### [What to do]
Everything in the entries below must be output exactly, apart from the pictures.
*** Block opens ***
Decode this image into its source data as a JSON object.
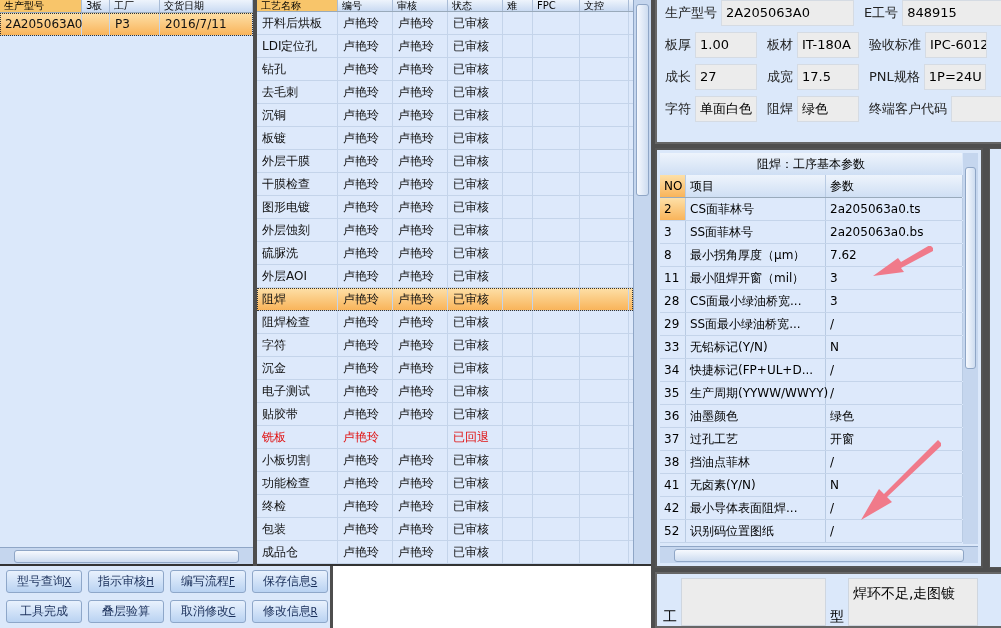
{
  "model_list": {
    "columns": [
      "生产型号",
      "3板",
      "工厂",
      "交货日期"
    ],
    "rows": [
      {
        "cells": [
          "2A205063A0",
          "",
          "P3",
          "2016/7/11"
        ],
        "selected": true
      }
    ]
  },
  "process_table": {
    "columns": [
      "工艺名称",
      "编号",
      "审核",
      "状态",
      "难",
      "FPC",
      "文控"
    ],
    "rows": [
      {
        "cells": [
          "开料后烘板",
          "卢艳玲",
          "卢艳玲",
          "已审核"
        ],
        "selected": false,
        "rejected": false
      },
      {
        "cells": [
          "LDI定位孔",
          "卢艳玲",
          "卢艳玲",
          "已审核"
        ],
        "selected": false,
        "rejected": false
      },
      {
        "cells": [
          "钻孔",
          "卢艳玲",
          "卢艳玲",
          "已审核"
        ],
        "selected": false,
        "rejected": false
      },
      {
        "cells": [
          "去毛刺",
          "卢艳玲",
          "卢艳玲",
          "已审核"
        ],
        "selected": false,
        "rejected": false
      },
      {
        "cells": [
          "沉铜",
          "卢艳玲",
          "卢艳玲",
          "已审核"
        ],
        "selected": false,
        "rejected": false
      },
      {
        "cells": [
          "板镀",
          "卢艳玲",
          "卢艳玲",
          "已审核"
        ],
        "selected": false,
        "rejected": false
      },
      {
        "cells": [
          "外层干膜",
          "卢艳玲",
          "卢艳玲",
          "已审核"
        ],
        "selected": false,
        "rejected": false
      },
      {
        "cells": [
          "干膜检查",
          "卢艳玲",
          "卢艳玲",
          "已审核"
        ],
        "selected": false,
        "rejected": false
      },
      {
        "cells": [
          "图形电镀",
          "卢艳玲",
          "卢艳玲",
          "已审核"
        ],
        "selected": false,
        "rejected": false
      },
      {
        "cells": [
          "外层蚀刻",
          "卢艳玲",
          "卢艳玲",
          "已审核"
        ],
        "selected": false,
        "rejected": false
      },
      {
        "cells": [
          "硫脲洗",
          "卢艳玲",
          "卢艳玲",
          "已审核"
        ],
        "selected": false,
        "rejected": false
      },
      {
        "cells": [
          "外层AOI",
          "卢艳玲",
          "卢艳玲",
          "已审核"
        ],
        "selected": false,
        "rejected": false
      },
      {
        "cells": [
          "阻焊",
          "卢艳玲",
          "卢艳玲",
          "已审核"
        ],
        "selected": true,
        "rejected": false
      },
      {
        "cells": [
          "阻焊检查",
          "卢艳玲",
          "卢艳玲",
          "已审核"
        ],
        "selected": false,
        "rejected": false
      },
      {
        "cells": [
          "字符",
          "卢艳玲",
          "卢艳玲",
          "已审核"
        ],
        "selected": false,
        "rejected": false
      },
      {
        "cells": [
          "沉金",
          "卢艳玲",
          "卢艳玲",
          "已审核"
        ],
        "selected": false,
        "rejected": false
      },
      {
        "cells": [
          "电子测试",
          "卢艳玲",
          "卢艳玲",
          "已审核"
        ],
        "selected": false,
        "rejected": false
      },
      {
        "cells": [
          "贴胶带",
          "卢艳玲",
          "卢艳玲",
          "已审核"
        ],
        "selected": false,
        "rejected": false
      },
      {
        "cells": [
          "铣板",
          "卢艳玲",
          "",
          "已回退"
        ],
        "selected": false,
        "rejected": true
      },
      {
        "cells": [
          "小板切割",
          "卢艳玲",
          "卢艳玲",
          "已审核"
        ],
        "selected": false,
        "rejected": false
      },
      {
        "cells": [
          "功能检查",
          "卢艳玲",
          "卢艳玲",
          "已审核"
        ],
        "selected": false,
        "rejected": false
      },
      {
        "cells": [
          "终检",
          "卢艳玲",
          "卢艳玲",
          "已审核"
        ],
        "selected": false,
        "rejected": false
      },
      {
        "cells": [
          "包装",
          "卢艳玲",
          "卢艳玲",
          "已审核"
        ],
        "selected": false,
        "rejected": false
      },
      {
        "cells": [
          "成品仓",
          "卢艳玲",
          "卢艳玲",
          "已审核"
        ],
        "selected": false,
        "rejected": false
      }
    ]
  },
  "buttons": [
    {
      "label": "型号查询",
      "key": "X"
    },
    {
      "label": "指示审核",
      "key": "H"
    },
    {
      "label": "编写流程",
      "key": "F"
    },
    {
      "label": "保存信息",
      "key": "S"
    },
    {
      "label": "工具完成"
    },
    {
      "label": "叠层验算"
    },
    {
      "label": "取消修改",
      "key": "C"
    },
    {
      "label": "修改信息",
      "key": "R"
    }
  ],
  "info_form": [
    [
      {
        "label": "生产型号",
        "value": "2A205063A0"
      },
      {
        "label": "E工号",
        "value": "848915"
      }
    ],
    [
      {
        "label": "板厚",
        "value": "1.00"
      },
      {
        "label": "板材",
        "value": "IT-180A"
      },
      {
        "label": "验收标准",
        "value": "IPC-6012"
      }
    ],
    [
      {
        "label": "成长",
        "value": "27"
      },
      {
        "label": "成宽",
        "value": "17.5"
      },
      {
        "label": "PNL规格",
        "value": "1P=24U"
      }
    ],
    [
      {
        "label": "字符",
        "value": "单面白色"
      },
      {
        "label": "阻焊",
        "value": "绿色"
      },
      {
        "label": "终端客户代码"
      }
    ]
  ],
  "params": {
    "title": "阻焊：工序基本参数",
    "columns": [
      "NO",
      "项目",
      "参数"
    ],
    "rows": [
      {
        "no": "2",
        "item": "CS面菲林号",
        "value": "2a205063a0.ts",
        "selected": true
      },
      {
        "no": "3",
        "item": "SS面菲林号",
        "value": "2a205063a0.bs",
        "selected": false
      },
      {
        "no": "8",
        "item": "最小拐角厚度（μm）",
        "value": "7.62",
        "selected": false
      },
      {
        "no": "11",
        "item": "最小阻焊开窗（mil）",
        "value": "3",
        "selected": false
      },
      {
        "no": "28",
        "item": "CS面最小绿油桥宽...",
        "value": "3",
        "selected": false
      },
      {
        "no": "29",
        "item": "SS面最小绿油桥宽...",
        "value": "/",
        "selected": false
      },
      {
        "no": "33",
        "item": "无铅标记(Y/N)",
        "value": "N",
        "selected": false
      },
      {
        "no": "34",
        "item": "快捷标记(FP+UL+D...",
        "value": "/",
        "selected": false
      },
      {
        "no": "35",
        "item": "生产周期(YYWW/WWYY)",
        "value": "/",
        "selected": false
      },
      {
        "no": "36",
        "item": "油墨颜色",
        "value": "绿色",
        "selected": false
      },
      {
        "no": "37",
        "item": "过孔工艺",
        "value": "开窗",
        "selected": false
      },
      {
        "no": "38",
        "item": "挡油点菲林",
        "value": "/",
        "selected": false
      },
      {
        "no": "41",
        "item": "无卤素(Y/N)",
        "value": "N",
        "selected": false
      },
      {
        "no": "42",
        "item": "最小导体表面阻焊...",
        "value": "/",
        "selected": false
      },
      {
        "no": "52",
        "item": "识别码位置图纸",
        "value": "/",
        "selected": false
      }
    ]
  },
  "notes": {
    "label_1": "工",
    "label_2": "型",
    "text": "焊环不足,走图镀"
  }
}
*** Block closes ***
### [Answer to the problem]
Decode this image into its source data as a JSON object.
{
  "model_list": {
    "columns": [
      "生产型号",
      "3板",
      "工厂",
      "交货日期"
    ],
    "rows": [
      {
        "cells": [
          "2A205063A0",
          "",
          "P3",
          "2016/7/11"
        ],
        "selected": true
      }
    ]
  },
  "process_table": {
    "columns": [
      "工艺名称",
      "编号",
      "审核",
      "状态",
      "难",
      "FPC",
      "文控"
    ],
    "rows": [
      {
        "cells": [
          "开料后烘板",
          "卢艳玲",
          "卢艳玲",
          "已审核"
        ],
        "selected": false,
        "rejected": false
      },
      {
        "cells": [
          "LDI定位孔",
          "卢艳玲",
          "卢艳玲",
          "已审核"
        ],
        "selected": false,
        "rejected": false
      },
      {
        "cells": [
          "钻孔",
          "卢艳玲",
          "卢艳玲",
          "已审核"
        ],
        "selected": false,
        "rejected": false
      },
      {
        "cells": [
          "去毛刺",
          "卢艳玲",
          "卢艳玲",
          "已审核"
        ],
        "selected": false,
        "rejected": false
      },
      {
        "cells": [
          "沉铜",
          "卢艳玲",
          "卢艳玲",
          "已审核"
        ],
        "selected": false,
        "rejected": false
      },
      {
        "cells": [
          "板镀",
          "卢艳玲",
          "卢艳玲",
          "已审核"
        ],
        "selected": false,
        "rejected": false
      },
      {
        "cells": [
          "外层干膜",
          "卢艳玲",
          "卢艳玲",
          "已审核"
        ],
        "selected": false,
        "rejected": false
      },
      {
        "cells": [
          "干膜检查",
          "卢艳玲",
          "卢艳玲",
          "已审核"
        ],
        "selected": false,
        "rejected": false
      },
      {
        "cells": [
          "图形电镀",
          "卢艳玲",
          "卢艳玲",
          "已审核"
        ],
        "selected": false,
        "rejected": false
      },
      {
        "cells": [
          "外层蚀刻",
          "卢艳玲",
          "卢艳玲",
          "已审核"
        ],
        "selected": false,
        "rejected": false
      },
      {
        "cells": [
          "硫脲洗",
          "卢艳玲",
          "卢艳玲",
          "已审核"
        ],
        "selected": false,
        "rejected": false
      },
      {
        "cells": [
          "外层AOI",
          "卢艳玲",
          "卢艳玲",
          "已审核"
        ],
        "selected": false,
        "rejected": false
      },
      {
        "cells": [
          "阻焊",
          "卢艳玲",
          "卢艳玲",
          "已审核"
        ],
        "selected": true,
        "rejected": false
      },
      {
        "cells": [
          "阻焊检查",
          "卢艳玲",
          "卢艳玲",
          "已审核"
        ],
        "selected": false,
        "rejected": false
      },
      {
        "cells": [
          "字符",
          "卢艳玲",
          "卢艳玲",
          "已审核"
        ],
        "selected": false,
        "rejected": false
      },
      {
        "cells": [
          "沉金",
          "卢艳玲",
          "卢艳玲",
          "已审核"
        ],
        "selected": false,
        "rejected": false
      },
      {
        "cells": [
          "电子测试",
          "卢艳玲",
          "卢艳玲",
          "已审核"
        ],
        "selected": false,
        "rejected": false
      },
      {
        "cells": [
          "贴胶带",
          "卢艳玲",
          "卢艳玲",
          "已审核"
        ],
        "selected": false,
        "rejected": false
      },
      {
        "cells": [
          "铣板",
          "卢艳玲",
          "",
          "已回退"
        ],
        "selected": false,
        "rejected": true
      },
      {
        "cells": [
          "小板切割",
          "卢艳玲",
          "卢艳玲",
          "已审核"
        ],
        "selected": false,
        "rejected": false
      },
      {
        "cells": [
          "功能检查",
          "卢艳玲",
          "卢艳玲",
          "已审核"
        ],
        "selected": false,
        "rejected": false
      },
      {
        "cells": [
          "终检",
          "卢艳玲",
          "卢艳玲",
          "已审核"
        ],
        "selected": false,
        "rejected": false
      },
      {
        "cells": [
          "包装",
          "卢艳玲",
          "卢艳玲",
          "已审核"
        ],
        "selected": false,
        "rejected": false
      },
      {
        "cells": [
          "成品仓",
          "卢艳玲",
          "卢艳玲",
          "已审核"
        ],
        "selected": false,
        "rejected": false
      }
    ]
  },
  "buttons": [
    {
      "label": "型号查询",
      "key": "X"
    },
    {
      "label": "指示审核",
      "key": "H"
    },
    {
      "label": "编写流程",
      "key": "F"
    },
    {
      "label": "保存信息",
      "key": "S"
    },
    {
      "label": "工具完成"
    },
    {
      "label": "叠层验算"
    },
    {
      "label": "取消修改",
      "key": "C"
    },
    {
      "label": "修改信息",
      "key": "R"
    }
  ],
  "info_form": [
    [
      {
        "label": "生产型号",
        "value": "2A205063A0"
      },
      {
        "label": "E工号",
        "value": "848915"
      }
    ],
    [
      {
        "label": "板厚",
        "value": "1.00"
      },
      {
        "label": "板材",
        "value": "IT-180A"
      },
      {
        "label": "验收标准",
        "value": "IPC-6012"
      }
    ],
    [
      {
        "label": "成长",
        "value": "27"
      },
      {
        "label": "成宽",
        "value": "17.5"
      },
      {
        "label": "PNL规格",
        "value": "1P=24U"
      }
    ],
    [
      {
        "label": "字符",
        "value": "单面白色"
      },
      {
        "label": "阻焊",
        "value": "绿色"
      },
      {
        "label": "终端客户代码"
      }
    ]
  ],
  "params": {
    "title": "阻焊：工序基本参数",
    "columns": [
      "NO",
      "项目",
      "参数"
    ],
    "rows": [
      {
        "no": "2",
        "item": "CS面菲林号",
        "value": "2a205063a0.ts",
        "selected": true
      },
      {
        "no": "3",
        "item": "SS面菲林号",
        "value": "2a205063a0.bs",
        "selected": false
      },
      {
        "no": "8",
        "item": "最小拐角厚度（μm）",
        "value": "7.62",
        "selected": false
      },
      {
        "no": "11",
        "item": "最小阻焊开窗（mil）",
        "value": "3",
        "selected": false
      },
      {
        "no": "28",
        "item": "CS面最小绿油桥宽...",
        "value": "3",
        "selected": false
      },
      {
        "no": "29",
        "item": "SS面最小绿油桥宽...",
        "value": "/",
        "selected": false
      },
      {
        "no": "33",
        "item": "无铅标记(Y/N)",
        "value": "N",
        "selected": false
      },
      {
        "no": "34",
        "item": "快捷标记(FP+UL+D...",
        "value": "/",
        "selected": false
      },
      {
        "no": "35",
        "item": "生产周期(YYWW/WWYY)",
        "value": "/",
        "selected": false
      },
      {
        "no": "36",
        "item": "油墨颜色",
        "value": "绿色",
        "selected": false
      },
      {
        "no": "37",
        "item": "过孔工艺",
        "value": "开窗",
        "selected": false
      },
      {
        "no": "38",
        "item": "挡油点菲林",
        "value": "/",
        "selected": false
      },
      {
        "no": "41",
        "item": "无卤素(Y/N)",
        "value": "N",
        "selected": false
      },
      {
        "no": "42",
        "item": "最小导体表面阻焊...",
        "value": "/",
        "selected": false
      },
      {
        "no": "52",
        "item": "识别码位置图纸",
        "value": "/",
        "selected": false
      }
    ]
  },
  "notes": {
    "label_1": "工",
    "label_2": "型",
    "text": "焊环不足,走图镀"
  }
}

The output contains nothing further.